Connections Quarterly Winter 2019 - Restorative Practices - Page 35
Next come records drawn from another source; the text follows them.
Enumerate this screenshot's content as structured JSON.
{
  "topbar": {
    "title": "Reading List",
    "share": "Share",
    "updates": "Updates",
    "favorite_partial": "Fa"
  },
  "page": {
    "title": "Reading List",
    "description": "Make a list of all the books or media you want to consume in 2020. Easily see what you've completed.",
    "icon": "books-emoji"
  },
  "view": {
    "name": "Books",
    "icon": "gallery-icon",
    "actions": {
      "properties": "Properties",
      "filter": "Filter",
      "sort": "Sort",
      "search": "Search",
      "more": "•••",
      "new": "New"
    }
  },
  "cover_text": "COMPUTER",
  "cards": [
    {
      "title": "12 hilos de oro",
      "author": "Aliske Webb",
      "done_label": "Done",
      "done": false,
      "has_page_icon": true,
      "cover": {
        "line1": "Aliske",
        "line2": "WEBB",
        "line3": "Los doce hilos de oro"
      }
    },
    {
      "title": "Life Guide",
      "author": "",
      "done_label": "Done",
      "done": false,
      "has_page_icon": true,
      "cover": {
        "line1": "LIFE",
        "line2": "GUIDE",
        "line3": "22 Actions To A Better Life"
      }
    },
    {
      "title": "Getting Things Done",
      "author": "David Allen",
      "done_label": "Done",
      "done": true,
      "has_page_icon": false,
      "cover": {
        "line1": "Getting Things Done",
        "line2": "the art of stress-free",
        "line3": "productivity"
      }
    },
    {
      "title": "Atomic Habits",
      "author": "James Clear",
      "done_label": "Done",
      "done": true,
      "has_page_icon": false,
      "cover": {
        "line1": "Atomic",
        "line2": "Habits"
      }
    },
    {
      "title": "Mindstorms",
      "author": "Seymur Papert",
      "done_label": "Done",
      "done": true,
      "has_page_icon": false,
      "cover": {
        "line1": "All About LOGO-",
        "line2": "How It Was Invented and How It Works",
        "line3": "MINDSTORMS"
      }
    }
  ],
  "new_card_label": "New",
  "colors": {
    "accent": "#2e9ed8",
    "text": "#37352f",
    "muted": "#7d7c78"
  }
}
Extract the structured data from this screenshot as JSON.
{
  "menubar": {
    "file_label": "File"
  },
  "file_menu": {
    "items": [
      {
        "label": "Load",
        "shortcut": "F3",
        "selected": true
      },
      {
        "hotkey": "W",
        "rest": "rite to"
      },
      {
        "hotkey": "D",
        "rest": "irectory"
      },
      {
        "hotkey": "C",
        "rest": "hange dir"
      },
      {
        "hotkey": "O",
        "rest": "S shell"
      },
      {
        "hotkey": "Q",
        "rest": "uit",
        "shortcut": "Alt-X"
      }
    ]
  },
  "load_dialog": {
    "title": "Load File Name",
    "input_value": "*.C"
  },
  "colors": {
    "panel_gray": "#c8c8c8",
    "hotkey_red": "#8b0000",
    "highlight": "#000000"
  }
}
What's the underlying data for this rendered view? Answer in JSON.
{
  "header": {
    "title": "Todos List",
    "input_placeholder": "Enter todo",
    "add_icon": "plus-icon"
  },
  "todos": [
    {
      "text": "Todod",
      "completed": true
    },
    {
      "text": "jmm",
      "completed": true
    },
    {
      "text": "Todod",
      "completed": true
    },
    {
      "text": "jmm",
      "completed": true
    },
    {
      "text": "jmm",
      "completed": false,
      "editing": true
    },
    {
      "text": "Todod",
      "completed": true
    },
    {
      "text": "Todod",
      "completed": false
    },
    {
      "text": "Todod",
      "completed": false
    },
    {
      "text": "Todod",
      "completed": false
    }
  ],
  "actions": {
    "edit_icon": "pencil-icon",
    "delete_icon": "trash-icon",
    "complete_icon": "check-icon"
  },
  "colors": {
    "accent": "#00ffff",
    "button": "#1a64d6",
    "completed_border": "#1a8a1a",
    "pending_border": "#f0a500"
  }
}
S TA R TI N G W I TH A PAU S E “ Empower them to restore themselves with you as an ally. Often students simply need help finding solutions. “Is there anything I can do, or the school can do, to help you get to class on time?” or “Is there a way to resolve or put aside the issue playing out on your phone so you can rejoin class?” Conclusion P.A.I.R is not meant to be followed lock step. It is a guide to remind you of the essential pieces of the process. Often, when dis- ruption occurred during a lesson, I could only do the pause and acknowledge in the moment and had to follow up after class with the inquiry and repair. What is equally important to this P.A.I.R approach is building the community and culture that allows for mistakes, is uncondition- ally willing to look for our shared human- ity, and is resilient in the face of challeng- ing interactions. To me, the four pillars of this culture are: respect, safety, belong- ing, and equal voice. The more we work to build these qualities in our classrooms and schools, the less it matters whether we get P.A.I.R right. • What is equally im- portant to this P.A.I.R approach is building the community and culture that allows for mistakes, is uncondi- tionally willing to look for our shared human- ity, and is resilient in the face of challenging interactions. ” Cultural Competence, Gender Identity, Mindfulness (www.mindfulschools.org). Respect: Do I routinely drop my as- sumptions about students and invite in different views? Do I build these opportunities into our curriculum and classroom routines? Do I let others know that I have faith in our shared humanity? Strengthen your skills with training in Equity (www.tolerance.org), • Belonging: Have I recognized for my- self and shown students that they have a place in the community—that their presence matters (in how I speak, teach, assess, etc.)? Strengthen your skills with relational play (www.howardmoody. com) and circle training (www.truena- tureteaching.com). • Voice: Have I given the students equal opportunities to speak? Do I listen with open, nonjudgmental presence? Do I offer multiple ways of “speaking”? Strengthen your skills with student Continues on page 34 CSEE Connections Winter 2019 Page 33